I admit it, in 8th grade when I first read Twilight before all the hoopla I thought it was the shit. I was into it. To be fair, this love waned fairly quickly. By the release of New Moon I purchased the sequels more out of irony and bitter-ender devotion rather than with my original glee. A few years ago I sold my original Twilight ARC on ebay and made $115. A high point in my life.
Here’s a signed copy that recently sold for $650.
Origin story aside, despite my initial enjoyment of the Twilight books, I never sought out any of the many paranormal romances published to cash in on Twilight’s huge success. I think the reason my 13 year old self responded to Twilight had less to do with the fact that it featured vampires and more with the following:

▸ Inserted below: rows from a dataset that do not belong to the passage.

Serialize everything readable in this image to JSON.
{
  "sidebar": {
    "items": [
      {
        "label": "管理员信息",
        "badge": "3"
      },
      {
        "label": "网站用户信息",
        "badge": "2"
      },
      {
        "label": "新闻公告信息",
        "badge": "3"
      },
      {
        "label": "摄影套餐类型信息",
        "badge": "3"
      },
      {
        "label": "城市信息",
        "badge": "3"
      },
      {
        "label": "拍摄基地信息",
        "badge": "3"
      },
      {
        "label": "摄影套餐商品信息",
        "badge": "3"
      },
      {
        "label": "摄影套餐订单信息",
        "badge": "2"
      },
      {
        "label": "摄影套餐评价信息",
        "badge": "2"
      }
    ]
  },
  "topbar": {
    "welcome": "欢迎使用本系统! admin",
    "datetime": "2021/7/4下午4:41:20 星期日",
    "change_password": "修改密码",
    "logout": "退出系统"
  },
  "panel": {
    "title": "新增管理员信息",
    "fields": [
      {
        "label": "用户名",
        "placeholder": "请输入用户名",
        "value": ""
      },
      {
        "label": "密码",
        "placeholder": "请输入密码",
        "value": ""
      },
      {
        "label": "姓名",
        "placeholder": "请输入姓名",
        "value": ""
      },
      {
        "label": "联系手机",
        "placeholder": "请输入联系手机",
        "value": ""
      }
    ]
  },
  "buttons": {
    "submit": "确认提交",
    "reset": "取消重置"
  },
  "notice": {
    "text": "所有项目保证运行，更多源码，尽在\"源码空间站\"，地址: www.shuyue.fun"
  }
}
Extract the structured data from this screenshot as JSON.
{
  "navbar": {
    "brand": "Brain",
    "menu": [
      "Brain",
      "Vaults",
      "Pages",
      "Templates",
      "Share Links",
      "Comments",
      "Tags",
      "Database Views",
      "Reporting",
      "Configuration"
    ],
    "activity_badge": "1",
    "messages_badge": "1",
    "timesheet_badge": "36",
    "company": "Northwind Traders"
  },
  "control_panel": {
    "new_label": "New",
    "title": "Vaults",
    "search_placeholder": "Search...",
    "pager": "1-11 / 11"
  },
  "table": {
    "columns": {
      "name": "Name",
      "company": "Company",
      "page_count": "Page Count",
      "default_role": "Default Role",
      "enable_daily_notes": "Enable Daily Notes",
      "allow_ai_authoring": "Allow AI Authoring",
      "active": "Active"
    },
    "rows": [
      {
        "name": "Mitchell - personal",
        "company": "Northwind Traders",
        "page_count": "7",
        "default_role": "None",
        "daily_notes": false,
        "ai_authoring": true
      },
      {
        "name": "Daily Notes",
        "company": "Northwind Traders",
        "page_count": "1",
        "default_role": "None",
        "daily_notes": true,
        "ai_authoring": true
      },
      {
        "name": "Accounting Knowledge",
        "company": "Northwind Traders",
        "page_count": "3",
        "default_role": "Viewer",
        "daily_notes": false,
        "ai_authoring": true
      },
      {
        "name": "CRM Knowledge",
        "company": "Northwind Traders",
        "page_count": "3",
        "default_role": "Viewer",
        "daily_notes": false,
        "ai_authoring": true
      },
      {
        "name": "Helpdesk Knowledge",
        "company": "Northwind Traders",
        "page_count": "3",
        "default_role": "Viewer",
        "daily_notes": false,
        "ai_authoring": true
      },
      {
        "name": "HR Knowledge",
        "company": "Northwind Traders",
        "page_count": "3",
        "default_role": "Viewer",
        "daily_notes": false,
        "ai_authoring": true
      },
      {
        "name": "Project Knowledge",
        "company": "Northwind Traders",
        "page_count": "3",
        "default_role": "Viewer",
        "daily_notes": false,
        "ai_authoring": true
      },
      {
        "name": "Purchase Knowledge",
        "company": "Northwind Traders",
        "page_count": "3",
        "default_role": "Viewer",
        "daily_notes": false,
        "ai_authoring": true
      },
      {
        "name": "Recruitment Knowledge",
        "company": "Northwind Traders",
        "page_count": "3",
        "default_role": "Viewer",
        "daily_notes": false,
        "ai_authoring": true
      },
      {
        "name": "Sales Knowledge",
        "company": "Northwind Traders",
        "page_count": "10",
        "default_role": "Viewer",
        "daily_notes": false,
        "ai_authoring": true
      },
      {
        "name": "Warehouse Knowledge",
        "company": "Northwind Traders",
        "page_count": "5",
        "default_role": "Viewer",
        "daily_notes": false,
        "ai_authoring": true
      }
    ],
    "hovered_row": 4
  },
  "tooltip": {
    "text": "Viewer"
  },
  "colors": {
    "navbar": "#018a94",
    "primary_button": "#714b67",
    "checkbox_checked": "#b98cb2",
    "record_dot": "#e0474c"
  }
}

a) Bella is ~a nerd! so clumsy! so relatable!~ but everyone loves her anyway, so it’s definitely wish fulfillment which I wasn’t yet immune to
b) Twilight was an intense love story (as in, it’s true love right away, no real world concerns, etc) but also very chaste and uber earnest
c) The stakes, too, are intense. Like, wow, she’s almost dying. And not in some completely dumb, Romeo & Juliet way. While now I roll my eyes at such melodrama, at 13 I ate it up.
d) I had read virtually no romance before it.
To illustrate how different my 8th grade literary tastes were, my favorite book series at the time was Micheal de Larrabeiti’s The Borrible Trilogy, a 70’s era British trilogy about runaway orphans who turn into Borribles, kids with pointy ears who can live forever if they stay true to the non materialistic Borrible life. It’s super violent (the plot of the first book is that in retribution for invading their territory, the Borribles assemble a team to murder the 7 leaders of this other tribe), dense(my copy is a 700+ page omnibus) veeeeery English(there’s basically a translation guide in the back for us yanks). For a time I was very proficient in English slang.
A selection of Borrible covers, including the omnibus version (first left), the one I knew and loved and broke the spine of repeatedly
tl;dr, these books were my favorites at the time, and had absolutely nothing to with anything adjacent to Twilight. Also, an opportunity to wax rapsodic about a weird ass, if little known, series.
I DIGRESS. My brief love affair, for whatever reason, didn’t result in a love of all things vampire. Or, in general, other paranormal romances. I think the closest I came (and it’s a pretty weak comparison) is when I picked up Cassandra Clare’s The Mortal Instruments series in 2008 or so. But the vampires in the TMI series are ornamental, not the main draw.
This may be heresy, as, like I’ve mentioned, I’ve read very little in the way of Vampire teen lit. No Vampire Academy, nothing P. C. Cast, no Blue Bloods, no… whatever else there is. I’m not intrigued. Maybe there’s some supreme vampier epic out there (um, Dracula? Come on, self) that demonstrates the narrative potential of vampires, but I remain uninterested. In fact, when I learn something is vampire – adjacent now, there had better be some twist in there (of course, by now, the twist would be that modern vampires behave like their traditional counterparts with the burning in the sun business) for me to indulge it at any level.
What do you think? Are vampires still a worthy guilty pleasure or cultural metaphor? What Vampire masterpieces am I drawing a blank on?